DATA UNDER STUDY:

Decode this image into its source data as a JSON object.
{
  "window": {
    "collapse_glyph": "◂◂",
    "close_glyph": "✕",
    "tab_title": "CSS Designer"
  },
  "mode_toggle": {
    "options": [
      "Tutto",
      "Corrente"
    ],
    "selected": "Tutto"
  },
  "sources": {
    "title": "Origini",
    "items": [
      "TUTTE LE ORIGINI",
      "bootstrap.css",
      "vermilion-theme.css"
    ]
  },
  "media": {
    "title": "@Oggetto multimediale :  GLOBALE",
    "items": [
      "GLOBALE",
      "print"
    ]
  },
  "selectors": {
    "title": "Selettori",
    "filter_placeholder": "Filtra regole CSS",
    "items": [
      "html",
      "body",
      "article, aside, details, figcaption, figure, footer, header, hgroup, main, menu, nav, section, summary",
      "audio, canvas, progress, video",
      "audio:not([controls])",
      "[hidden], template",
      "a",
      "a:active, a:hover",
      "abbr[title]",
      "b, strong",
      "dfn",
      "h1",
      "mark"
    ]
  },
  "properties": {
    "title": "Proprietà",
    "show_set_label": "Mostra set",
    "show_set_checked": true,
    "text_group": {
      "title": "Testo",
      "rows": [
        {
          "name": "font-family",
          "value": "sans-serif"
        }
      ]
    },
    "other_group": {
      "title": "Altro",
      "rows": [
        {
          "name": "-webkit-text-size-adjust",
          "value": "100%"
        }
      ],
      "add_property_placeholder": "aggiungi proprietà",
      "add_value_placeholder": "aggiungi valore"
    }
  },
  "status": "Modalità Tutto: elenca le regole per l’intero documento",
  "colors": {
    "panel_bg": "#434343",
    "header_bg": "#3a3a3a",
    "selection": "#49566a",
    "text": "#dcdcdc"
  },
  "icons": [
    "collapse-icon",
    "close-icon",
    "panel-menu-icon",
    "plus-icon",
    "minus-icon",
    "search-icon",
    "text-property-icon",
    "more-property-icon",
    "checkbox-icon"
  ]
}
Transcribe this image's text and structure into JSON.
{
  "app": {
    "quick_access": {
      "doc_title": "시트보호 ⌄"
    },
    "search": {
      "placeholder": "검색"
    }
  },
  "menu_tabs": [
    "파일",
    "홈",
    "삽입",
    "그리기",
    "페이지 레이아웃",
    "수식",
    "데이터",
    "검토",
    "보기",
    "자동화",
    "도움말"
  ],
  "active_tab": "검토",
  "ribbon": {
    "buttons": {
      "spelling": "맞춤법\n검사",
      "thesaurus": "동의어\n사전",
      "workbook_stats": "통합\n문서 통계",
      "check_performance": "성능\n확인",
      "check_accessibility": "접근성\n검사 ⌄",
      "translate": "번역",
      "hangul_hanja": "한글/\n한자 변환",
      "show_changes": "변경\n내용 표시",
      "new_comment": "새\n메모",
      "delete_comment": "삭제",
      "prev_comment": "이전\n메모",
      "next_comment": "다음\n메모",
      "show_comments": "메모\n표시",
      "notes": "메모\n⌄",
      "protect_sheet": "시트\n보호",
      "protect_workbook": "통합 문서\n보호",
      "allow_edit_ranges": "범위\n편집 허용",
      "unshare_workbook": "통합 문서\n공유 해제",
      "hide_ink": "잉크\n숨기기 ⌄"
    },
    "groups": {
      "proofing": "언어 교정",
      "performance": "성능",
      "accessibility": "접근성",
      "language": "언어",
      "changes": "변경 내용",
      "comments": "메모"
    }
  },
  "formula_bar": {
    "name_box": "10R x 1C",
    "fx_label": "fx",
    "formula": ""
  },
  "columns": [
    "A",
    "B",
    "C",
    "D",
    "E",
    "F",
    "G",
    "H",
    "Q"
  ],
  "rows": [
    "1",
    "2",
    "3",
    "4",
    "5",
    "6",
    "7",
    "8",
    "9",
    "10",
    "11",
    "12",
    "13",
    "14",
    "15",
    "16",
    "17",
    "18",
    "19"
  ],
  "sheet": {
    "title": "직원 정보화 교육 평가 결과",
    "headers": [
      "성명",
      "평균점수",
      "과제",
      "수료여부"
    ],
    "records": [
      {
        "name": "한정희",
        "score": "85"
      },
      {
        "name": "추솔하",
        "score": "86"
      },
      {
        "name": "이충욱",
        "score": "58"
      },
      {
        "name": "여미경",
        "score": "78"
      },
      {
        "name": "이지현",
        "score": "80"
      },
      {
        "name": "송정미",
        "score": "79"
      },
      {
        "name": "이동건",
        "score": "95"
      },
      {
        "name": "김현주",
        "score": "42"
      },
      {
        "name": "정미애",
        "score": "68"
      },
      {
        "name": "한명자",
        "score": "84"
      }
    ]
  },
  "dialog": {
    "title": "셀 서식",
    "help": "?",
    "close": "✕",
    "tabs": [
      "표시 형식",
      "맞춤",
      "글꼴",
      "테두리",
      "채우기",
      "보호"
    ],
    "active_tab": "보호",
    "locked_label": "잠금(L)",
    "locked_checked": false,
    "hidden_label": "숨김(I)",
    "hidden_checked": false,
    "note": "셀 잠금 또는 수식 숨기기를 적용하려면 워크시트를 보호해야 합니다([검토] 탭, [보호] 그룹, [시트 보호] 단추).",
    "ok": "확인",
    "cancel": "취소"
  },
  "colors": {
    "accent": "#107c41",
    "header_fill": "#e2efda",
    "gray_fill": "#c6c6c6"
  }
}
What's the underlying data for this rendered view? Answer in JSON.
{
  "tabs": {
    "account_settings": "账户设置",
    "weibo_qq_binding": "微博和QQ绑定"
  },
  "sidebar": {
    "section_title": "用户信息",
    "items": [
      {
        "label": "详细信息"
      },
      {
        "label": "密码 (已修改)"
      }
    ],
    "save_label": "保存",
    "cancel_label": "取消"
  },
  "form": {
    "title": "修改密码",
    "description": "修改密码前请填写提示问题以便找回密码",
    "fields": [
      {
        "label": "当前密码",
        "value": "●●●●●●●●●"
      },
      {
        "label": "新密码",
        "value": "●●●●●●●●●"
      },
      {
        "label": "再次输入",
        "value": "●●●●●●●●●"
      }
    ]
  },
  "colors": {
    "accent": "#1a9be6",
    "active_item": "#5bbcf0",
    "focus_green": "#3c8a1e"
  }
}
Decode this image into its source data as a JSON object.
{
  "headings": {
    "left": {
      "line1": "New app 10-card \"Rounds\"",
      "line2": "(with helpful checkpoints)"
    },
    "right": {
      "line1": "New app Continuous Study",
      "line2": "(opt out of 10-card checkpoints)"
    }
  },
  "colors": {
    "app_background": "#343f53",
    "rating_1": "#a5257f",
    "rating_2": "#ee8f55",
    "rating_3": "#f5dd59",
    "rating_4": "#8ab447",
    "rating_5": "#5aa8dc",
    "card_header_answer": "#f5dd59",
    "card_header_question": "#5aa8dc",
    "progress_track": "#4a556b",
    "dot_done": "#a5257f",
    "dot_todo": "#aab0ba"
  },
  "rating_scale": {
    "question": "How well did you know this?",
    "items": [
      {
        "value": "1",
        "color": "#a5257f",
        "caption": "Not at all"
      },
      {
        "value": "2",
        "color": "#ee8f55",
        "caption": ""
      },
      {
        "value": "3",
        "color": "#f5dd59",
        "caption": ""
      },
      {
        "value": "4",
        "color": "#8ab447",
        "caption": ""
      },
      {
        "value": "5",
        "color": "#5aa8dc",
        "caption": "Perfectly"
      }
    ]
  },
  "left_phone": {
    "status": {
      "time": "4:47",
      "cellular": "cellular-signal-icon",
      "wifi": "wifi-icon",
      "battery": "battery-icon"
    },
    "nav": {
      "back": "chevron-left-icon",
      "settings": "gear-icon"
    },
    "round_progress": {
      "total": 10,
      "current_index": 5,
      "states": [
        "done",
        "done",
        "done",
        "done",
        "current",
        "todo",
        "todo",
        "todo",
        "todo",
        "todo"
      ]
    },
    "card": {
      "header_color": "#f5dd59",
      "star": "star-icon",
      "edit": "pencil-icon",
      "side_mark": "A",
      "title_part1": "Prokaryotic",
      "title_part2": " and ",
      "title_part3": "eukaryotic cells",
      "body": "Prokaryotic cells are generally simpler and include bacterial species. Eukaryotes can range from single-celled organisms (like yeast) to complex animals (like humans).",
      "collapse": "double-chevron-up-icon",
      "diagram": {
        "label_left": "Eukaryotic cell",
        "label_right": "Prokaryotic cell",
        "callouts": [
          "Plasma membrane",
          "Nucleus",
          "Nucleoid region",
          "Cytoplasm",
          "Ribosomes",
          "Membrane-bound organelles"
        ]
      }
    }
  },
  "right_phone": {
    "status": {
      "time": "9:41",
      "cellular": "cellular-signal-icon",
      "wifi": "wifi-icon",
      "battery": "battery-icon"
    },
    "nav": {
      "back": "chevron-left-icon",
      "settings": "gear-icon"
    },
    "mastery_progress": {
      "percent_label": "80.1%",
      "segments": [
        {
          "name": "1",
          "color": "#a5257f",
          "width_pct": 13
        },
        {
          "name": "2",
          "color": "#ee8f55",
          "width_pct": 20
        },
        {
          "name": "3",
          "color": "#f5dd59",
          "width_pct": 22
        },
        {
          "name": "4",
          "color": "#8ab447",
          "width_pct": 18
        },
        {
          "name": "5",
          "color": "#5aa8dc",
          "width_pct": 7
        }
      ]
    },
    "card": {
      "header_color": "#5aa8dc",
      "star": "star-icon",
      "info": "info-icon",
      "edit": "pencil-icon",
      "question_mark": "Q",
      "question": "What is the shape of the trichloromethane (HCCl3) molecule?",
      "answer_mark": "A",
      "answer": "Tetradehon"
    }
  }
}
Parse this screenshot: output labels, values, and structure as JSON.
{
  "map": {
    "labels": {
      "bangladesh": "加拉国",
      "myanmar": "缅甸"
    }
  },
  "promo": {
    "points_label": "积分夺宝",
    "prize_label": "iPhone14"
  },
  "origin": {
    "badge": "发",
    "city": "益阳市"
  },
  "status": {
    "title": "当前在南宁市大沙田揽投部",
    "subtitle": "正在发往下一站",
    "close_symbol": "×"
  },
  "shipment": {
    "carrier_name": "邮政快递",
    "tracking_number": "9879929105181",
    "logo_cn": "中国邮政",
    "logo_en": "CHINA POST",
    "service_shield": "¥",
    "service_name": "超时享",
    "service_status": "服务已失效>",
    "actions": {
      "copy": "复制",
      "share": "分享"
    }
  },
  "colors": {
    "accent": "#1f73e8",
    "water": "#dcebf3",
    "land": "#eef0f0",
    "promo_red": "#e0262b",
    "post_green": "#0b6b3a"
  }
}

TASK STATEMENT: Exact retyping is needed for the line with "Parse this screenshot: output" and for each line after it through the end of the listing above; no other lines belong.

ANSWER TO THE EXERCISE:
Parse this screenshot: output labels, values, and structure as JSON.
{
  "map": {
    "labels": {
      "bangladesh": "加拉国",
      "myanmar": "缅甸"
    }
  },
  "promo": {
    "points_label": "积分夺宝",
    "prize_label": "iPhone14"
  },
  "origin": {
    "badge": "发",
    "city": "益阳市"
  },
  "status": {
    "title": "当前在南宁市大沙田揽投部",
    "subtitle": "正在发往下一站",
    "close_symbol": "×"
  },
  "shipment": {
    "carrier_name": "邮政快递",
    "tracking_number": "9879929105181",
    "logo_cn": "中国邮政",
    "logo_en": "CHINA POST",
    "service_shield": "¥",
    "service_name": "超时享",
    "service_status": "服务已失效>",
    "actions": {
      "copy": "复制",
      "share": "分享"
    }
  },
  "colors": {
    "accent": "#1f73e8",
    "water": "#dcebf3",
    "land": "#eef0f0",
    "promo_red": "#e0262b",
    "post_green": "#0b6b3a"
  }
}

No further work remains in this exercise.